**Work to be completed**
Pull every line holding the word "pitcher" from the data below and copy it.
***** Material provided
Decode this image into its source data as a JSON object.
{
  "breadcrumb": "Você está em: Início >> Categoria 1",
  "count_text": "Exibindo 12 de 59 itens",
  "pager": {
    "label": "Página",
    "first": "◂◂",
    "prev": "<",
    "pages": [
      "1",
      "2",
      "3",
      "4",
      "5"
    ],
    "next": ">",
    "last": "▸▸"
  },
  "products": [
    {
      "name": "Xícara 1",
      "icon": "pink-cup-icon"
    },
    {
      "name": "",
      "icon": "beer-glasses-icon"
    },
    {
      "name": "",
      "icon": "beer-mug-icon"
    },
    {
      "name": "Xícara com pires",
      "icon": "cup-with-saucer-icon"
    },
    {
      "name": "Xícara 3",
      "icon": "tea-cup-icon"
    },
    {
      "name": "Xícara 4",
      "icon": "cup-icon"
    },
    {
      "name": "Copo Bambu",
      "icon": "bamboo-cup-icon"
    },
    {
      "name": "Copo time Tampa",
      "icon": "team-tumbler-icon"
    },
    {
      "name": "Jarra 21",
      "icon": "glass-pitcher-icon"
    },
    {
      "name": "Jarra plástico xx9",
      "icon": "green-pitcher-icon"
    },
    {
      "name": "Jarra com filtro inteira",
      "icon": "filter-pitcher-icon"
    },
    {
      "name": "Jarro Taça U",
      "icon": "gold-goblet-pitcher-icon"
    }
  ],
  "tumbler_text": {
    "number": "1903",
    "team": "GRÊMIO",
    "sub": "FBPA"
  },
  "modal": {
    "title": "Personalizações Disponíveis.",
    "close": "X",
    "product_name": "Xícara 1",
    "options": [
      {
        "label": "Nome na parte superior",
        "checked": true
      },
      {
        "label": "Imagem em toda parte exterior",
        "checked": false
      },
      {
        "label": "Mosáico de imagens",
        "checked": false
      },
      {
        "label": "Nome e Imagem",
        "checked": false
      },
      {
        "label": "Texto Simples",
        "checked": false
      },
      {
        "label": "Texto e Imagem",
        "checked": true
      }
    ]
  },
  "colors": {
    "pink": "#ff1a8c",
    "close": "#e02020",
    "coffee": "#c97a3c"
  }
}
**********
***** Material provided
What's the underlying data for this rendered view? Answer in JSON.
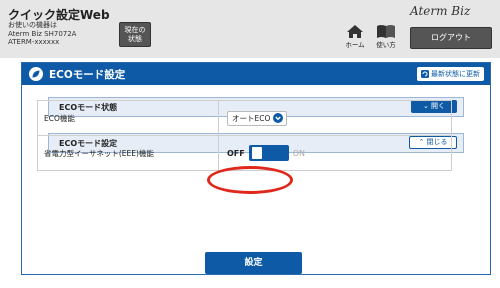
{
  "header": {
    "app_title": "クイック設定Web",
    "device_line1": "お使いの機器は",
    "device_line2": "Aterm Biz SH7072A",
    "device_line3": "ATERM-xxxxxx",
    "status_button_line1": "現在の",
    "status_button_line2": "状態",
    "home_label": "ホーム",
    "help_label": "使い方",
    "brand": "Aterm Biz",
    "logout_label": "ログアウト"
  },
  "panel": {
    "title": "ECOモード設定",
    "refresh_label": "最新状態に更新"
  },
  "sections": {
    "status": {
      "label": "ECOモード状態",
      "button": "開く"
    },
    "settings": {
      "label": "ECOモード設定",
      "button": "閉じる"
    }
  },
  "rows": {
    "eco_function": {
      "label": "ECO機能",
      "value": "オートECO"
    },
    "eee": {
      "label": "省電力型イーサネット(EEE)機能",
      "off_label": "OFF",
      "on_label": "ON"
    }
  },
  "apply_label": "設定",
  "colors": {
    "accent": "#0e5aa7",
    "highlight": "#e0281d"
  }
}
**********
**Written answer**
      "icon": "glass-pitcher-icon"
      "icon": "green-pitcher-icon"
      "icon": "filter-pitcher-icon"
      "icon": "gold-goblet-pitcher-icon"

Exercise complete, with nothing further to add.